In January, 2004, the New York Domestic Relations Law was amended to give the grandparents of a child residing in New York State custody rights in a case where the grandparents can demonstrate the existence of "extraordinary circumstances". Such an "extraordinary circumstance would be an "extended disruption of custody". This would constitute a prolonged separation of the child and the parent for at least 24 continuous months during which the parent voluntarily relinquished care and control of the child and the child resided in the household of the grandparents. The New York Court may find that extraordinary circumstances exist where the prolonged separation is less than 24 months, based upon other circumstances.

Visitation/Parenting Time:

In New York, the issue of visitation/parenting time can be decided either by New York State Supreme Court or by Family Court.   During a divorce proceeding, if visitation/parenting time has not already been decided by the Family Court, it will be addressed in the Supreme Court divorce action.

The parent that does not have physical custody of a child may be granted an order of visitation/parenting time from Family Court.  Visitation/parenting time may be stated simply as reasonable rights of visitation or as a specified schedule.  Visitation/parenting time usually takes place outside of the child’s residence, however if warranted, may be limited to supervised visitation.

Modification of Child Custody, Visitation/Parenting Time Order:

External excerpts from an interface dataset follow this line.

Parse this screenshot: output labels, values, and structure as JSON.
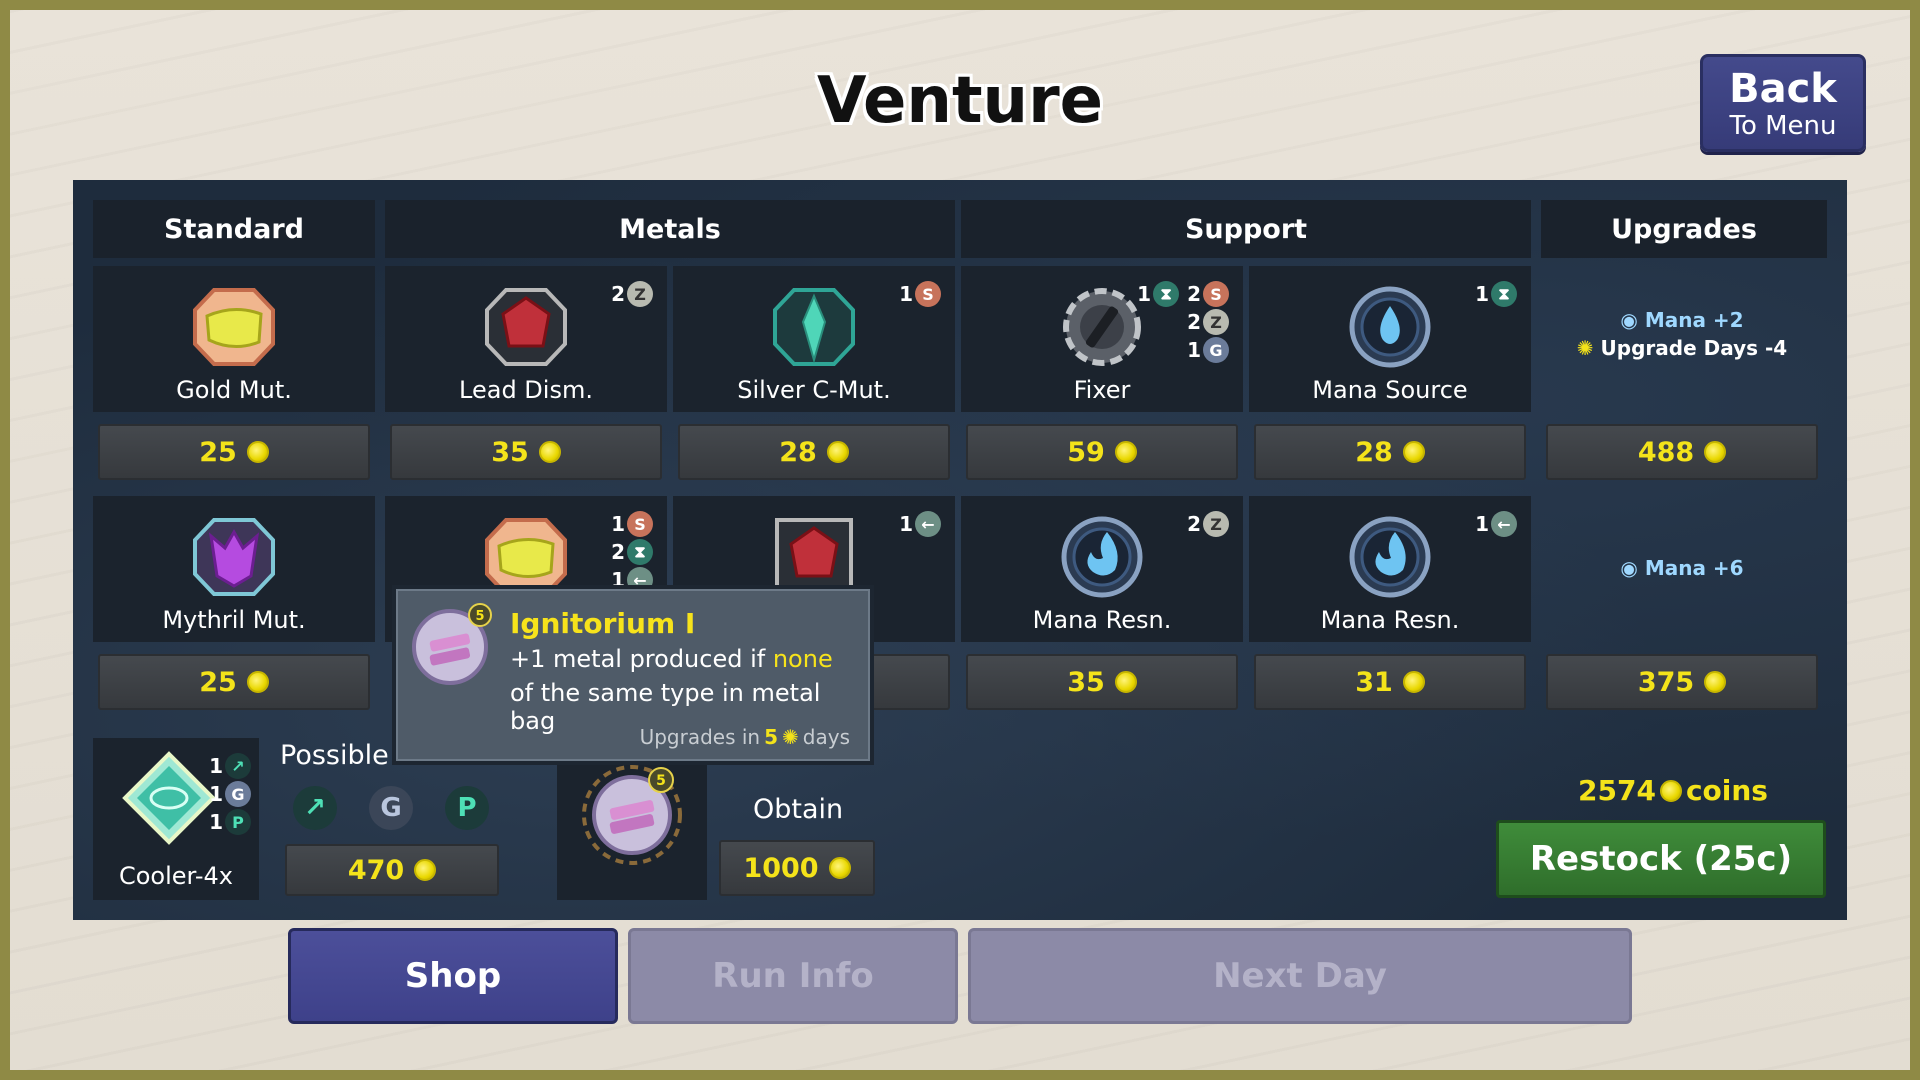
{
  "title": "Venture",
  "back_button": {
    "line1": "Back",
    "line2": "To Menu"
  },
  "columns": [
    "Standard",
    "Metals",
    "Support",
    "Upgrades"
  ],
  "row1": [
    {
      "name": "Gold Mut.",
      "price": "25",
      "icon": "gold-gem-icon",
      "badges": []
    },
    {
      "name": "Lead Dism.",
      "price": "35",
      "icon": "ruby-gem-icon",
      "badges": [
        {
          "count": "2",
          "icon": "z-rune-icon",
          "color": "#b8bab0"
        }
      ]
    },
    {
      "name": "Silver C-Mut.",
      "price": "28",
      "icon": "crystal-icon",
      "badges": [
        {
          "count": "1",
          "icon": "s-rune-icon",
          "color": "#c7735b"
        }
      ]
    },
    {
      "name": "Fixer",
      "price": "59",
      "icon": "gear-wrench-icon",
      "badges": [
        {
          "count": "1",
          "icon": "hourglass-icon",
          "color": "#2f7a6a"
        },
        {
          "count": "2",
          "icon": "s-rune-icon",
          "color": "#c7735b"
        },
        {
          "count": "2",
          "icon": "z-rune-icon",
          "color": "#b8bab0"
        },
        {
          "count": "1",
          "icon": "g-rune-icon",
          "color": "#6b7c9a"
        }
      ]
    },
    {
      "name": "Mana Source",
      "price": "28",
      "icon": "mana-drop-icon",
      "badges": [
        {
          "count": "1",
          "icon": "hourglass-icon",
          "color": "#2f7a6a"
        }
      ]
    }
  ],
  "row2": [
    {
      "name": "Mythril Mut.",
      "price": "25",
      "icon": "mythril-gem-icon",
      "badges": []
    },
    {
      "name": "",
      "price": "",
      "icon": "gold-gem-icon",
      "badges": [
        {
          "count": "1",
          "icon": "s-rune-icon",
          "color": "#c7735b"
        },
        {
          "count": "2",
          "icon": "hourglass-icon",
          "color": "#2f7a6a"
        },
        {
          "count": "1",
          "icon": "arrow-rune-icon",
          "color": "#6d8f85"
        }
      ]
    },
    {
      "name": "",
      "price": "",
      "icon": "ruby-gem-icon",
      "badges": [
        {
          "count": "1",
          "icon": "arrow-rune-icon",
          "color": "#6d8f85"
        }
      ]
    },
    {
      "name": "Mana Resn.",
      "price": "35",
      "icon": "mana-flame-icon",
      "badges": [
        {
          "count": "2",
          "icon": "z-rune-icon",
          "color": "#b8bab0"
        }
      ]
    },
    {
      "name": "Mana Resn.",
      "price": "31",
      "icon": "mana-flame-icon",
      "badges": [
        {
          "count": "1",
          "icon": "arrow-rune-icon",
          "color": "#6d8f85"
        }
      ]
    }
  ],
  "upgrades": [
    {
      "line1": "Mana +2",
      "line2": "Upgrade Days -4",
      "price": "488"
    },
    {
      "line1": "Mana +6",
      "price": "375"
    }
  ],
  "cooler": {
    "name": "Cooler-4x",
    "badges": [
      "1",
      "1",
      "1"
    ]
  },
  "possible": {
    "label": "Possible",
    "price": "470"
  },
  "obtain": {
    "label": "Obtain",
    "price": "1000"
  },
  "tooltip": {
    "title": "Ignitorium I",
    "line1_pre": "+1 metal produced if ",
    "line1_hl": "none",
    "line2": "of the same type in metal bag",
    "footer_pre": "Upgrades in ",
    "footer_num": "5",
    "footer_post": "days",
    "level": "5"
  },
  "coins_total": {
    "value": "2574",
    "unit": "coins"
  },
  "restock": "Restock (25c)",
  "tabs": {
    "shop": "Shop",
    "run_info": "Run Info",
    "next_day": "Next Day"
  }
}
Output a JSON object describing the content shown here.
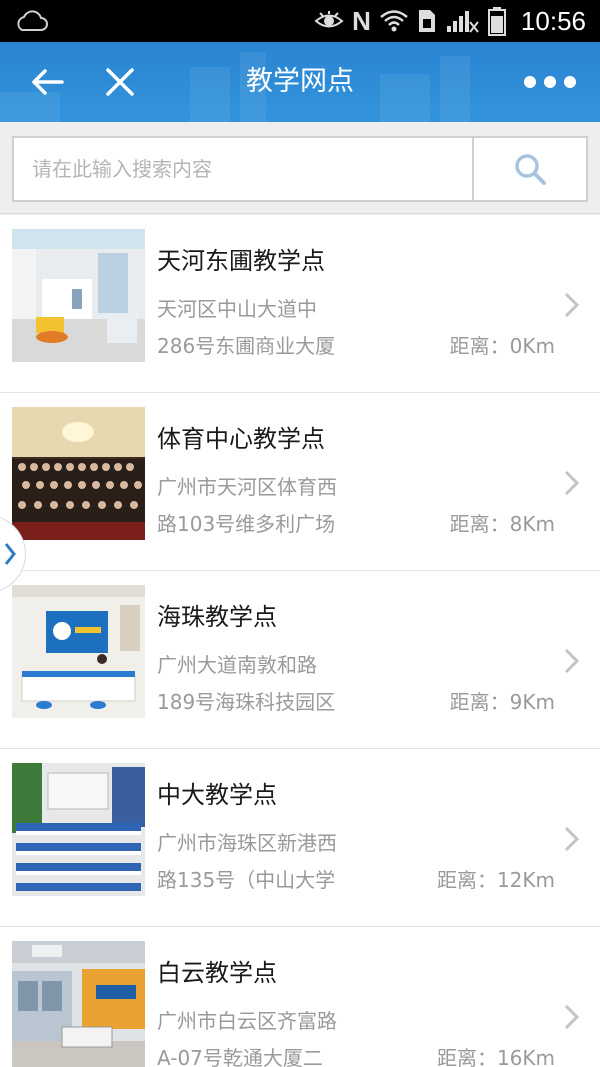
{
  "status_bar": {
    "time": "10:56",
    "icons": [
      "cloud-icon",
      "eye-icon",
      "nfc-icon",
      "wifi-icon",
      "sim-icon",
      "signal-icon",
      "battery-icon"
    ],
    "nfc_letter": "N"
  },
  "header": {
    "title": "教学网点",
    "back_icon": "back-arrow-icon",
    "close_icon": "close-icon",
    "more_icon": "more-dots-icon",
    "color": "#2e8dd8"
  },
  "search": {
    "placeholder": "请在此输入搜索内容",
    "value": "",
    "button_icon": "search-icon"
  },
  "locations": [
    {
      "name": "天河东圃教学点",
      "address_line1": "天河区中山大道中",
      "address_line2": "286号东圃商业大厦",
      "distance": "距离：0Km"
    },
    {
      "name": "体育中心教学点",
      "address_line1": "广州市天河区体育西",
      "address_line2": "路103号维多利广场",
      "distance": "距离：8Km"
    },
    {
      "name": "海珠教学点",
      "address_line1": "广州大道南敦和路",
      "address_line2": "189号海珠科技园区",
      "distance": "距离：9Km"
    },
    {
      "name": "中大教学点",
      "address_line1": "广州市海珠区新港西",
      "address_line2": "路135号（中山大学",
      "distance": "距离：12Km"
    },
    {
      "name": "白云教学点",
      "address_line1": "广州市白云区齐富路",
      "address_line2": "A-07号乾通大厦二",
      "distance": "距离：16Km"
    }
  ],
  "side_handle_icon": "chevron-right-icon"
}
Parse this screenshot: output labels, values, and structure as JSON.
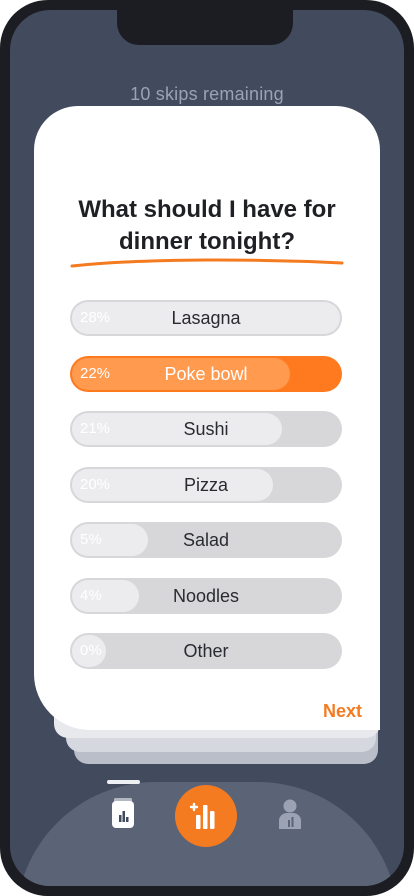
{
  "header": {
    "skips_text": "10 skips remaining"
  },
  "poll": {
    "question": "What should I have for dinner tonight?",
    "options": [
      {
        "percent": "28%",
        "label": "Lasagna",
        "value": 28,
        "selected": false
      },
      {
        "percent": "22%",
        "label": "Poke bowl",
        "value": 22,
        "selected": true
      },
      {
        "percent": "21%",
        "label": "Sushi",
        "value": 21,
        "selected": false
      },
      {
        "percent": "20%",
        "label": "Pizza",
        "value": 20,
        "selected": false
      },
      {
        "percent": "5%",
        "label": "Salad",
        "value": 5,
        "selected": false
      },
      {
        "percent": "4%",
        "label": "Noodles",
        "value": 4,
        "selected": false
      },
      {
        "percent": "0%",
        "label": "Other",
        "value": 0,
        "selected": false
      }
    ],
    "next_label": "Next"
  },
  "tabbar": {
    "tabs": [
      {
        "icon": "cards-icon",
        "active": true
      },
      {
        "icon": "add-poll-icon",
        "active": false
      },
      {
        "icon": "profile-icon",
        "active": false
      }
    ]
  },
  "colors": {
    "accent": "#f47b20",
    "background": "#424a5e",
    "card": "#ffffff",
    "bar_track": "#d7d7da",
    "bar_fill": "#ececee"
  }
}
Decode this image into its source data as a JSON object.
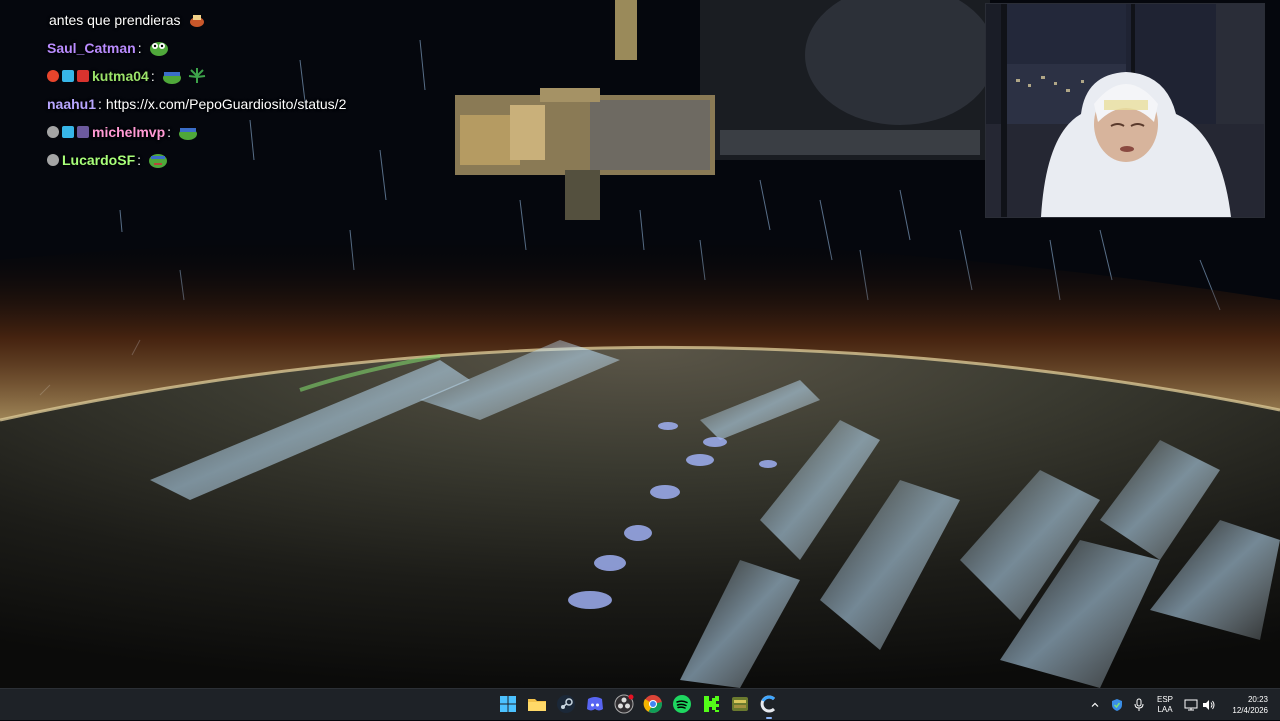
{
  "chat": {
    "lines": [
      {
        "user": "",
        "message": "antes que prendieras",
        "user_color": "#ffffff"
      },
      {
        "user": "Saul_Catman",
        "message": "",
        "user_color": "#b98cff"
      },
      {
        "user": "kutma04",
        "message": "",
        "user_color": "#9be36a"
      },
      {
        "user": "naahu1",
        "message": "https://x.com/PepoGuardiosito/status/2",
        "user_color": "#b7a6ff"
      },
      {
        "user": "michelmvp",
        "message": "",
        "user_color": "#ff9ad5"
      },
      {
        "user": "LucardoSF",
        "message": "",
        "user_color": "#a8ff7a"
      }
    ],
    "separator": ":"
  },
  "taskbar": {
    "apps": [
      {
        "name": "start-icon"
      },
      {
        "name": "file-explorer-icon"
      },
      {
        "name": "steam-icon"
      },
      {
        "name": "discord-icon"
      },
      {
        "name": "obs-icon"
      },
      {
        "name": "chrome-icon"
      },
      {
        "name": "spotify-icon"
      },
      {
        "name": "kick-icon"
      },
      {
        "name": "game-app-icon"
      },
      {
        "name": "browser-c-icon"
      }
    ],
    "tray": {
      "lang_line1": "ESP",
      "lang_line2": "LAA",
      "time": "20:23",
      "date": "12/4/2026"
    }
  },
  "colors": {
    "taskbar_bg": "#1e2227",
    "accent": "#8ab4f8"
  }
}
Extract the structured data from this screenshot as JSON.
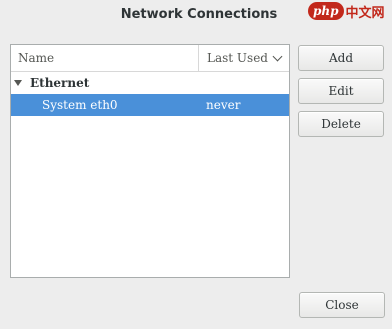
{
  "window": {
    "title": "Network Connections"
  },
  "watermark": {
    "badge": "php",
    "text": "中文网"
  },
  "list": {
    "columns": [
      "Name",
      "Last Used"
    ],
    "groups": [
      {
        "label": "Ethernet",
        "items": [
          {
            "name": "System eth0",
            "last_used": "never",
            "selected": true
          }
        ]
      }
    ]
  },
  "buttons": {
    "add": "Add",
    "edit": "Edit",
    "delete": "Delete",
    "close": "Close"
  },
  "colors": {
    "selection": "#4a90d9",
    "background": "#ededed"
  }
}
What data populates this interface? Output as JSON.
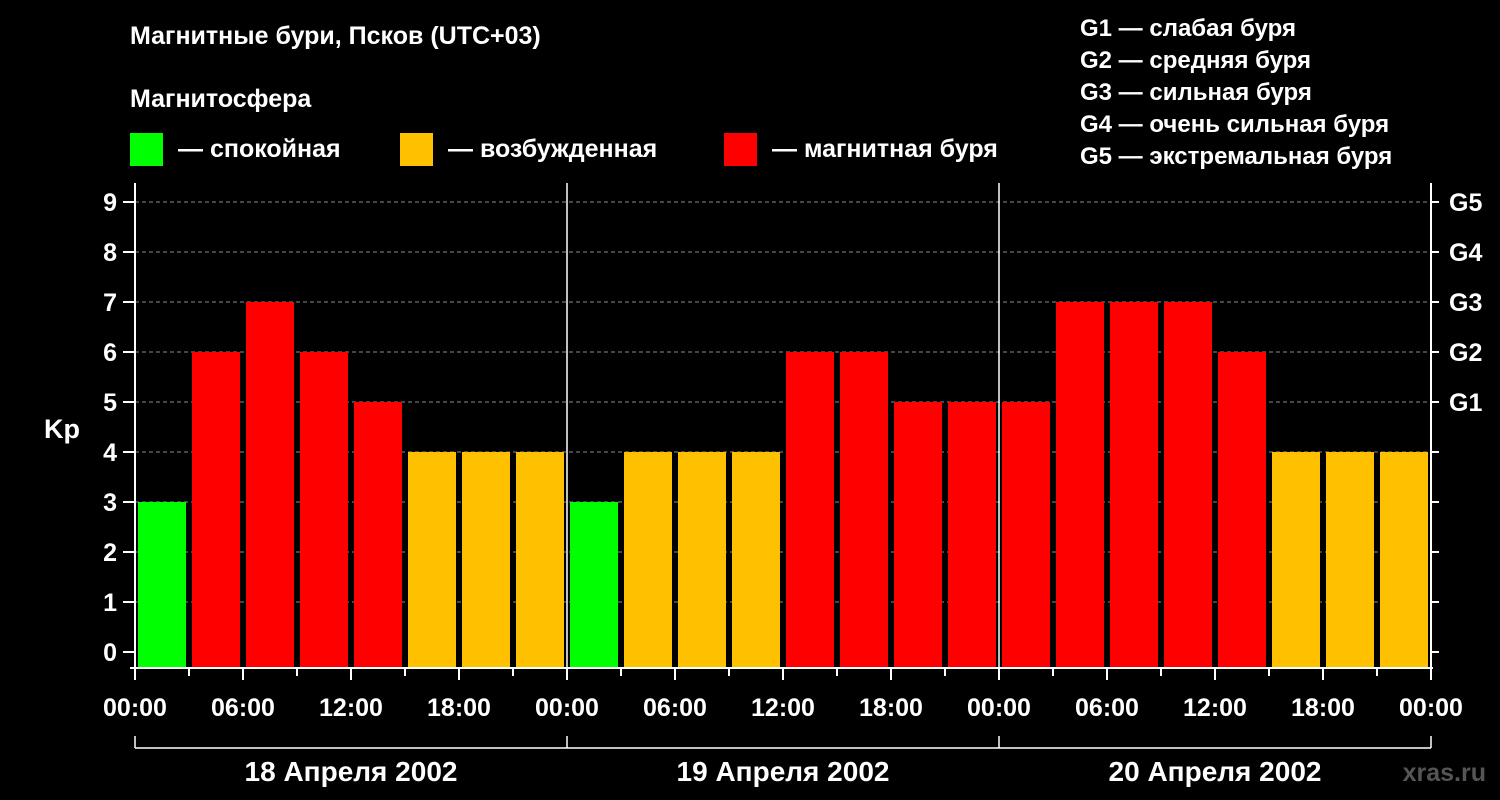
{
  "title": "Магнитные бури, Псков (UTC+03)",
  "subtitle": "Магнитосфера",
  "legend": [
    {
      "label": "— спокойная",
      "color": "#00ff00"
    },
    {
      "label": "— возбужденная",
      "color": "#ffc000"
    },
    {
      "label": "— магнитная буря",
      "color": "#ff0000"
    }
  ],
  "g_legend": [
    "G1 — слабая буря",
    "G2 — средняя буря",
    "G3 — сильная буря",
    "G4 — очень сильная буря",
    "G5 — экстремальная буря"
  ],
  "watermark": "xras.ru",
  "chart_data": {
    "type": "bar",
    "ylabel": "Kp",
    "ylim": [
      0,
      9
    ],
    "yticks": [
      0,
      1,
      2,
      3,
      4,
      5,
      6,
      7,
      8,
      9
    ],
    "right_ticks": [
      {
        "value": 5,
        "label": "G1"
      },
      {
        "value": 6,
        "label": "G2"
      },
      {
        "value": 7,
        "label": "G3"
      },
      {
        "value": 8,
        "label": "G4"
      },
      {
        "value": 9,
        "label": "G5"
      }
    ],
    "grid": "dashed horizontal",
    "xtick_labels": [
      "00:00",
      "06:00",
      "12:00",
      "18:00",
      "00:00",
      "06:00",
      "12:00",
      "18:00",
      "00:00",
      "06:00",
      "12:00",
      "18:00",
      "00:00"
    ],
    "days": [
      "18 Апреля 2002",
      "19 Апреля 2002",
      "20 Апреля 2002"
    ],
    "values": [
      3,
      6,
      7,
      6,
      5,
      4,
      4,
      4,
      3,
      4,
      4,
      4,
      6,
      6,
      5,
      5,
      5,
      7,
      7,
      7,
      6,
      4,
      4,
      4
    ],
    "colors": {
      "quiet": "#00ff00",
      "active": "#ffc000",
      "storm": "#ff0000"
    }
  }
}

The attorneys at the Law Offices of Nathan Pinkhasov, PLLC understand that circumstances change which could warrant a change in the previously ordered visitation/parenting time.  Until a child is emancipated, the court retains the power to modify visitation/parenting time upon a demonstration of substantial change in circumstances of one or both of the parents.

When a party refuses to comply with a Family Court order, our attorneys can make a formal application to the Family Court to find that party in violation of the order.  If the Family Court agrees that a party has not complied with an order, Family Court may change its order and or impose sanctions on the party in violation.